Buschmann argued that his proposal was more in line with the rule of law and would, thus, "be a gain for freedom and security at the same time".
He also said that one of his main aims is to strengthen civil rights. To achieve this, he wants to launch an independent evaluation of German surveillance laws. Together with his new colleague in the Federal Ministry of the Interior, Nancy Faeser (SPD), it has been agreed that the numerous existing security laws will be evaluated independently and scientifically during this election period.
It looks like for the first time in a long time, we now have a government that actually plans to strengthen civil rights, including online security and privacy. As a privacy-first email service, this is great new for us - and for Germany as a whole.
History of data retention in Germany
In Germany, the recent history of data retention can be best described by a zigzag course: Politicians repeatedly passed data retention laws, and the German High Court repeatedly declared these laws as invalid arguing that such extensive surveillance measures would infringe the constitutional right to privacy of all citizens.
At its core, data retention is about collecting data that provides insight into when who contacted whom, from where, and in what form.
In Germany, the data retention law passed in October 2015 - in theory - requires telecommunications service providers such as Telekom or Telefónica to store location data, IP addresses and call lists (including phone numbers, duration and call time) on a regular basis and for each person for several weeks, and to hand them over to public authorities such as the police and public prosecutors, the Office for the Protection of the Constitution, the Federal Intelligence Service, etc. upon justified requests.
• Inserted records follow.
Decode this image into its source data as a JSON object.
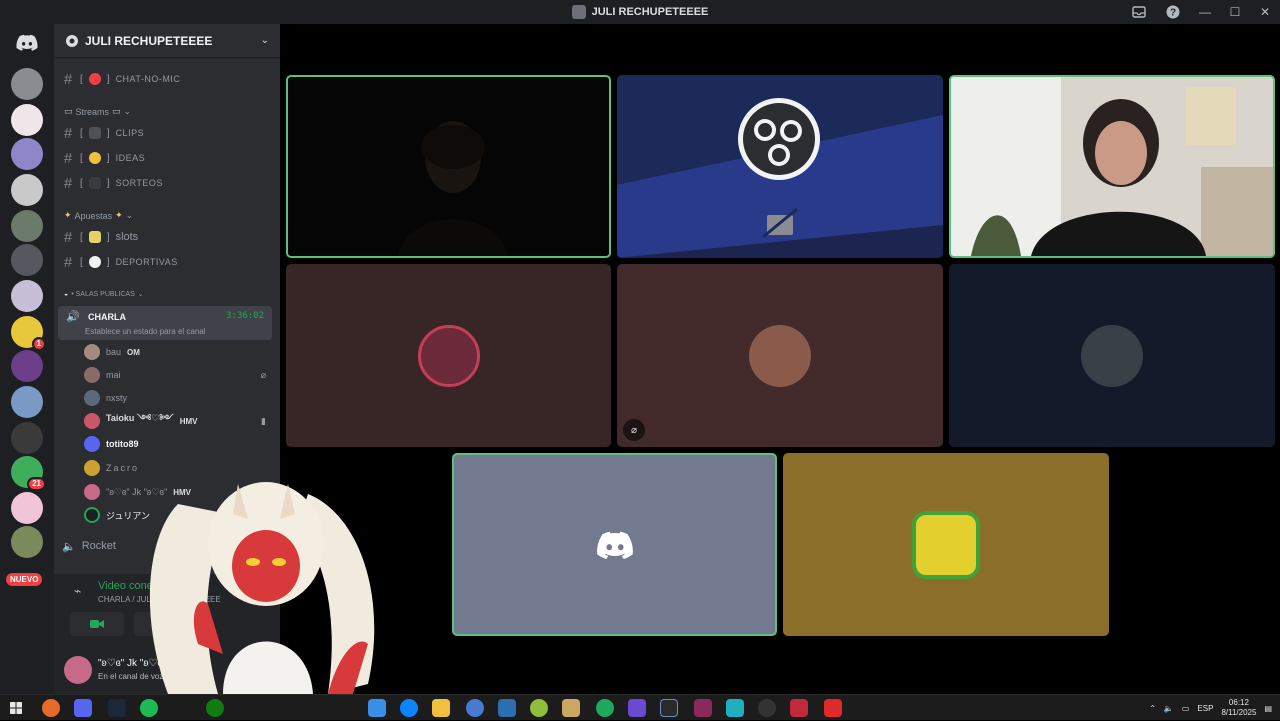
{
  "window": {
    "title": "JULI RECHUPETEEEE"
  },
  "servers": {
    "nuevo_label": "NUEVO",
    "badges": [
      "1",
      "21"
    ]
  },
  "guild": {
    "name": "JULI RECHUPETEEEE"
  },
  "channels": {
    "top": [
      {
        "bracket": "[",
        "bracket_end": "]",
        "label": "chat-no-mic"
      }
    ],
    "categories": [
      {
        "label": "Streams",
        "items": [
          {
            "label": "clips"
          },
          {
            "label": "ideas"
          },
          {
            "label": "sorteos"
          }
        ]
      },
      {
        "label": "Apuestas",
        "items": [
          {
            "label": "slots"
          },
          {
            "label": "deportivas"
          }
        ]
      },
      {
        "label": "• SALAS PUBLICAS"
      }
    ]
  },
  "voice_channel": {
    "name": "CHARLA",
    "timer": "3:36:02",
    "status": "Establece un estado para el canal",
    "members": [
      {
        "name": "bau",
        "tag": "OM"
      },
      {
        "name": "mai",
        "tag": ""
      },
      {
        "name": "nxsty",
        "tag": ""
      },
      {
        "name": "Taioku ༺♡༻",
        "tag": "HMV"
      },
      {
        "name": "totito89",
        "tag": ""
      },
      {
        "name": "Zacro",
        "tag": ""
      },
      {
        "name": "\"ʚ♡ɞ\" Jk \"ʚ♡ɞ\"",
        "tag": "HMV"
      },
      {
        "name": "ジュリアン",
        "tag": ""
      }
    ]
  },
  "next_channel": {
    "label": "Rocket"
  },
  "voice_panel": {
    "status": "Video conectado",
    "sub": "CHARLA / JULI RECHUPETEEEE"
  },
  "user": {
    "name": "\"ʚ♡ɞ\" Jk \"ʚ♡ɞ\"",
    "sub": "En el canal de voz"
  },
  "colors": {
    "accent_green": "#23a55a",
    "speaking_border": "#5ac27a",
    "danger": "#f23f43",
    "blurple": "#5865f2"
  },
  "taskbar": {
    "lang": "ESP",
    "time": "06:12",
    "date": "8/11/2025"
  }
}
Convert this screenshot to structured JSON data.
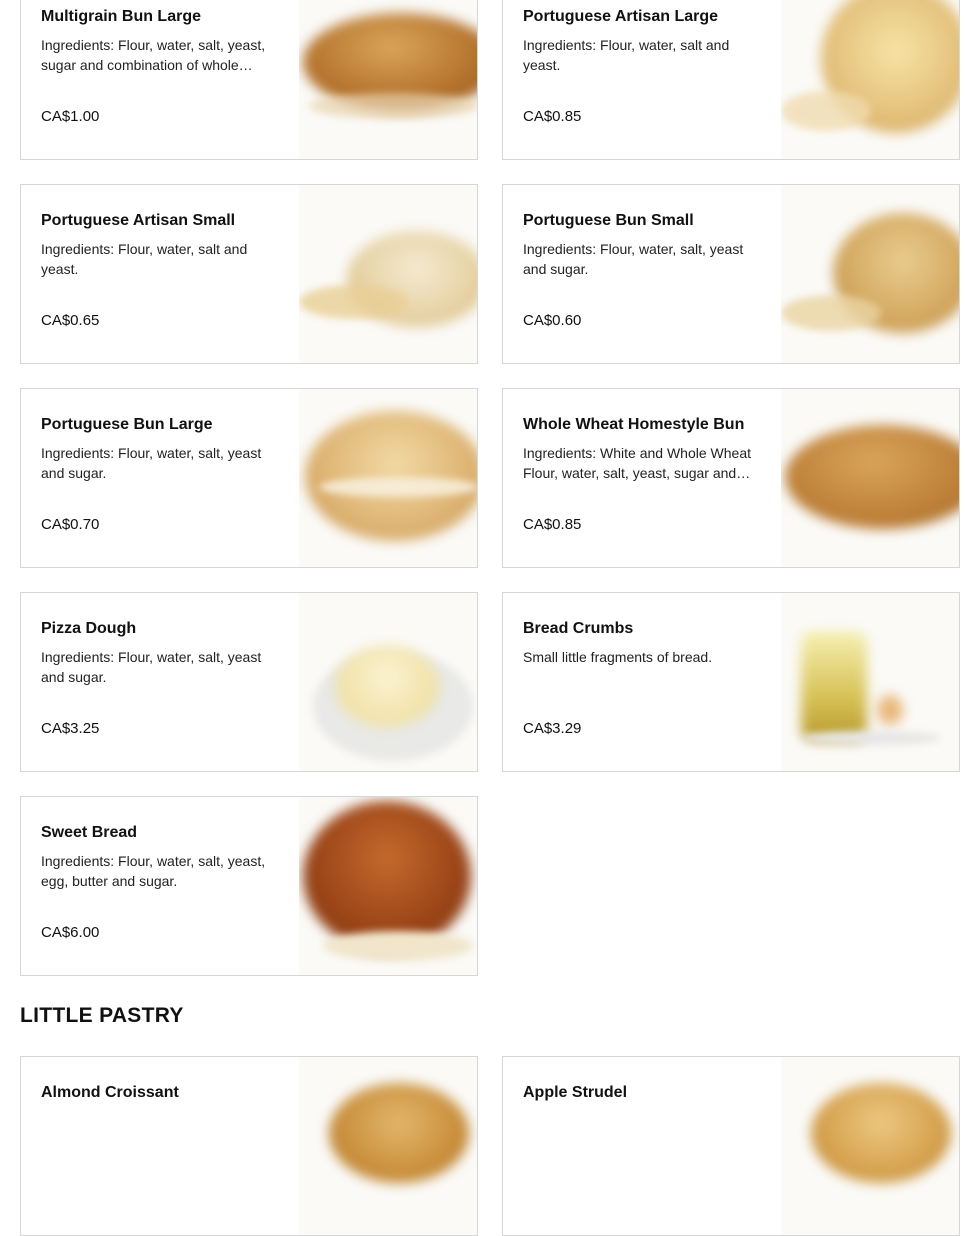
{
  "products": [
    {
      "name": "Multigrain Bun Large",
      "desc": "Ingredients: Flour, water, salt, yeast, sugar and combination of whole…",
      "price": "CA$1.00"
    },
    {
      "name": "Portuguese Artisan Large",
      "desc": "Ingredients: Flour, water, salt and yeast.",
      "price": "CA$0.85"
    },
    {
      "name": "Portuguese Artisan Small",
      "desc": "Ingredients: Flour, water, salt and yeast.",
      "price": "CA$0.65"
    },
    {
      "name": "Portuguese Bun Small",
      "desc": "Ingredients: Flour, water, salt, yeast and sugar.",
      "price": "CA$0.60"
    },
    {
      "name": "Portuguese Bun Large",
      "desc": "Ingredients: Flour, water, salt, yeast and sugar.",
      "price": "CA$0.70"
    },
    {
      "name": "Whole Wheat Homestyle Bun",
      "desc": "Ingredients: White and Whole Wheat Flour, water, salt, yeast, sugar and…",
      "price": "CA$0.85"
    },
    {
      "name": "Pizza Dough",
      "desc": "Ingredients: Flour, water, salt, yeast and sugar.",
      "price": "CA$3.25"
    },
    {
      "name": "Bread Crumbs",
      "desc": "Small little fragments of bread.",
      "price": "CA$3.29"
    },
    {
      "name": "Sweet Bread",
      "desc": "Ingredients: Flour, water, salt, yeast, egg, butter and sugar.",
      "price": "CA$6.00"
    }
  ],
  "section": {
    "title": "LITTLE PASTRY"
  },
  "pastry": [
    {
      "name": "Almond Croissant"
    },
    {
      "name": "Apple Strudel"
    }
  ]
}
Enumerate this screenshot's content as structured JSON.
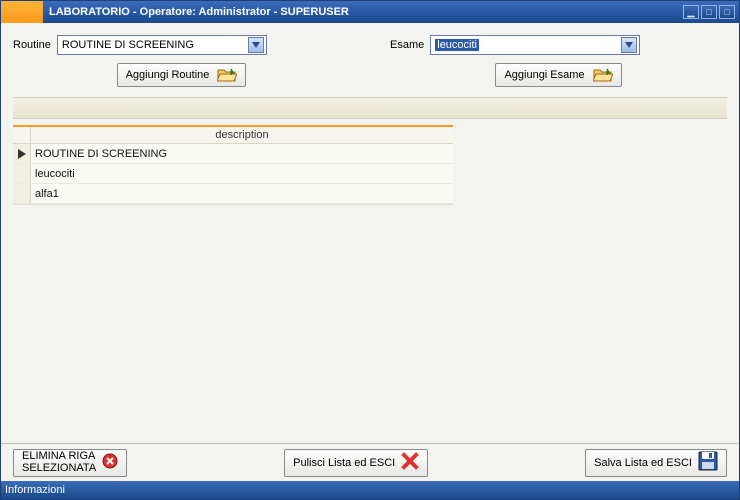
{
  "title": "LABORATORIO - Operatore: Administrator -  SUPERUSER",
  "routine": {
    "label": "Routine",
    "value": "ROUTINE DI SCREENING",
    "add_button": "Aggiungi Routine"
  },
  "exam": {
    "label": "Esame",
    "value": "leucociti",
    "add_button": "Aggiungi Esame"
  },
  "grid": {
    "header": "description",
    "rows": [
      {
        "text": "ROUTINE DI SCREENING",
        "selected": true
      },
      {
        "text": "leucociti",
        "selected": false
      },
      {
        "text": "alfa1",
        "selected": false
      }
    ]
  },
  "footer": {
    "delete_line1": "ELIMINA RIGA",
    "delete_line2": "SELEZIONATA",
    "clear": "Pulisci Lista ed ESCI",
    "save": "Salva Lista ed ESCI"
  },
  "status": "Informazioni"
}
However, as the most recent law has been suspended by German courts as it violates EU law. As a result, the Federal Network Agency is refraining from issuing orders and instituting fine proceedings for failure to implement the retention obligation.
A decision from the European Court of Justice (ECJ) on the German data retention law is still pending.
Currently, for instance, the Deutsche Telekom retains IP addresses, i.e., the addresses of users on the Internet, for only one week for billing purposes. German data retention law would allow keeping of the data for ten weeks. But this regulation has been on hold for four years because the responsible Federal Network Agency suspended it following the mentioned court ruling.
This legal battle over the German data retention law had been predicted by data protection experts even before the law had been passed by politicians back in 2015.
To prevent this, politicians had excluded email as a very private form of communication from this law. This meant that email providers such as Tutanota had never been forced to comply with the German data retention law.
However, the plan of the politicians that by excluding data retention on emails the law would not be questioned by the courts did not work out as expected. It was not understandable - neither to citizens nor to the courts - how communicating via phone or text message should in any case be considered as less private; consequently we now have the still ongoing legal battle.
The discussion on a European level is very similar to what is happening in Germany right now.
For instance, Moritz Körner, a member of the European Parliament for the Free Democratic Party (FDP), thinks it's time to put an end to the currently required data retention obligations:
"In recent years, the EU Commission and the member states have repeatedly failed before the European Court of Justice and have not managed to adopt a legally secure form of data retention. That's why there needs to be a rethink in security policy, away from data retention without any specific reasons."
Today, a new government (SPD, Grüne, FDP) is in power in Germany, and it looks like the new governments wants to set things right and end this legal controversy once and for all.
The plan by the current government to review the German data retention law and to update it in way that it respects civil rights and the citizen's right to privacy is a very promising outlook for Germany.